## TASK
Using the lines below, work out the count of those that hold "catalogue". Give the number only.

## RECORDS FOR THE TASK
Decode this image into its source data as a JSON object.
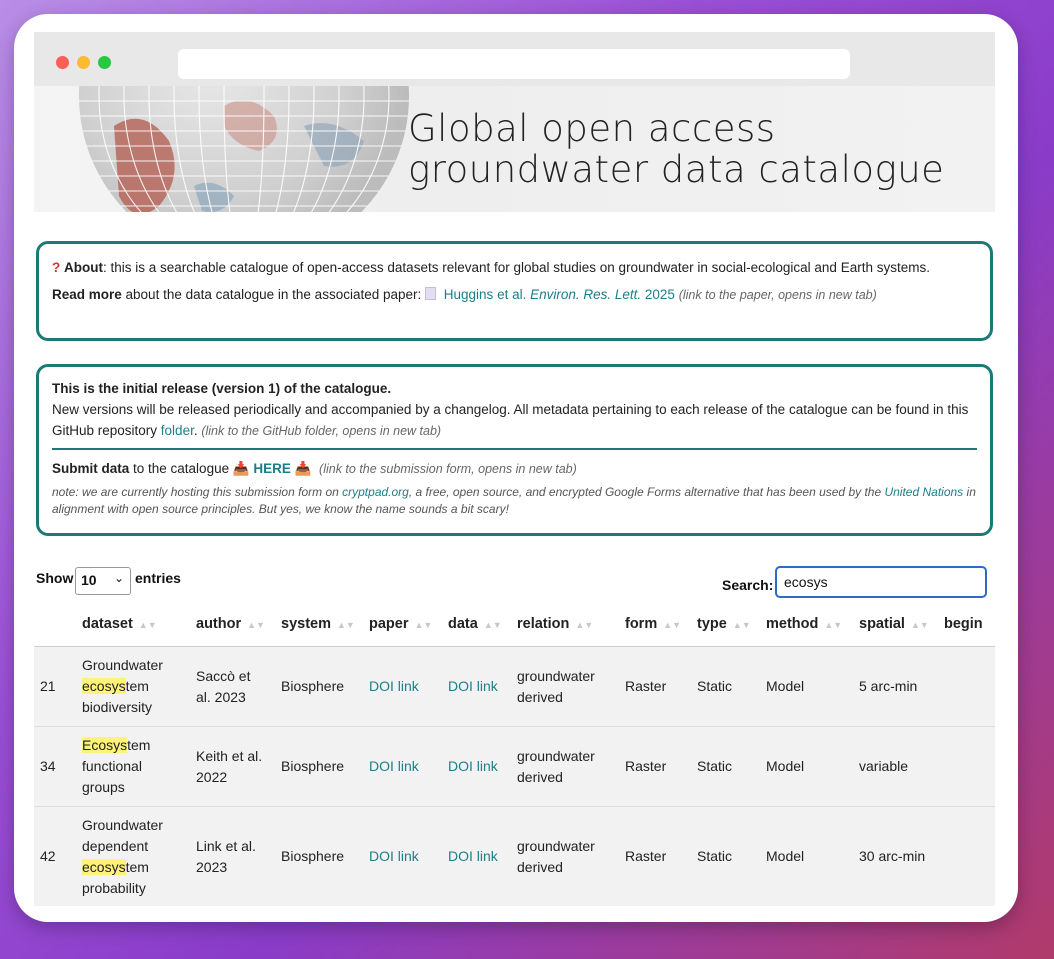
{
  "banner": {
    "title_line1": "Global open access",
    "title_line2": "groundwater data catalogue"
  },
  "about": {
    "icon": "question-mark-icon",
    "label": "About",
    "text": ": this is a searchable catalogue of open-access datasets relevant for global studies on groundwater in social-ecological and Earth systems.",
    "readmore_label": "Read more",
    "readmore_text": " about the data catalogue in the associated paper: ",
    "paper_link_authors": "Huggins et al. ",
    "paper_link_journal": "Environ. Res. Lett.",
    "paper_link_year": " 2025",
    "paper_hint": "(link to the paper, opens in new tab)"
  },
  "release": {
    "heading": "This is the initial release (version 1) of the catalogue.",
    "text": "New versions will be released periodically and accompanied by a changelog. All metadata pertaining to each release of the catalogue can be found in this GitHub repository ",
    "folder_link": "folder",
    "folder_after": ". ",
    "folder_hint": "(link to the GitHub folder, opens in new tab)",
    "submit_label": "Submit data",
    "submit_text": " to the catalogue ",
    "here_link": "HERE",
    "submit_hint": "(link to the submission form, opens in new tab)",
    "note_before": "note: we are currently hosting this submission form on ",
    "note_link1": "cryptpad.org",
    "note_middle": ", a free, open source, and encrypted Google Forms alternative that has been used by the ",
    "note_link2": "United Nations",
    "note_after": " in alignment with open source principles. But yes, we know the name sounds a bit scary!"
  },
  "controls": {
    "show_label": "Show",
    "entries_value": "10",
    "entries_label": "entries",
    "search_label": "Search:",
    "search_value": "ecosys"
  },
  "table": {
    "headers": [
      "dataset",
      "author",
      "system",
      "paper",
      "data",
      "relation",
      "form",
      "type",
      "method",
      "spatial",
      "begin"
    ],
    "rows": [
      {
        "id": "21",
        "dataset_before": "Groundwater",
        "dataset_hl": "ecosys",
        "dataset_after": "tem biodiversity",
        "author": "Saccò et al. 2023",
        "system": "Biosphere",
        "paper": "DOI link",
        "data": "DOI link",
        "relation": "groundwater derived",
        "form": "Raster",
        "type": "Static",
        "method": "Model",
        "spatial": "5 arc-min",
        "begin": ""
      },
      {
        "id": "34",
        "dataset_before": "",
        "dataset_hl": "Ecosys",
        "dataset_after": "tem functional groups",
        "author": "Keith et al. 2022",
        "system": "Biosphere",
        "paper": "DOI link",
        "data": "DOI link",
        "relation": "groundwater derived",
        "form": "Raster",
        "type": "Static",
        "method": "Model",
        "spatial": "variable",
        "begin": ""
      },
      {
        "id": "42",
        "dataset_before": "Groundwater dependent",
        "dataset_hl": "ecosys",
        "dataset_after": "tem probability",
        "author": "Link et al. 2023",
        "system": "Biosphere",
        "paper": "DOI link",
        "data": "DOI link",
        "relation": "groundwater derived",
        "form": "Raster",
        "type": "Static",
        "method": "Model",
        "spatial": "30 arc-min",
        "begin": ""
      }
    ]
  },
  "colors": {
    "teal": "#1b7a78",
    "link": "#1b7f8a",
    "highlight": "#fff27a",
    "search_border": "#2b6cc4"
  }
}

## TASK OUTPUT
6